Then there's Unreal Engine 5 (opens in new tab) with Temporal Super Resolution, and Microsoft's own take on it (opens in new tab), and probably many more options out there all competing to take your low-res frames and make them look like they're actually 1440p, or 4K, or even 8K. It's an industry-wide effort, and clearly there's a desire for every technologically-minded company to stay abreast with the pack and offer an upscaling solution.

DLSS was most definitely the eureka moment for AI-powered upscaling tech in gaming, but through 2022 we're expecting to see many more new and improved formulas try and do what it can but better. I'd argue that upscaling technologies already have as much impact on PC performance as some component upgrades do, but in the next half decade we could see it do so much more.

Jacob Ridley
Senior Hardware Editor

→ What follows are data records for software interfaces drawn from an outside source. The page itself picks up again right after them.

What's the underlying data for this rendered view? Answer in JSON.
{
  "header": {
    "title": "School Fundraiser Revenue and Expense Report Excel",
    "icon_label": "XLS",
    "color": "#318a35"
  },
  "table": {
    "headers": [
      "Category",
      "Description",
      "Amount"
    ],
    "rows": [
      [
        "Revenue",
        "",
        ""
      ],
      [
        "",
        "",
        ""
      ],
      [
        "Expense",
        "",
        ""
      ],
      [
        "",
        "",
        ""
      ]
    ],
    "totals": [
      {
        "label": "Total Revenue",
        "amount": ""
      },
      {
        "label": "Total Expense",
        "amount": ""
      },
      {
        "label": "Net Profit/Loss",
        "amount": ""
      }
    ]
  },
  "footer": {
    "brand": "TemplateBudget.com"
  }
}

Jacob earned his first byline writing for his own tech blog from his hometown in Wales in 2017. From there, he graduated to professionally breaking things as hardware writer at PCGamesN, where he would later win command of the kit cupboard as hardware editor. Nowadays, as senior hardware editor at PC Gamer, he spends his days reporting on the latest developments in the technology and gaming industry. When he's not writing about GPUs and CPUs, however, you'll find him trying to get as far away from the modern world as possible by wild camping.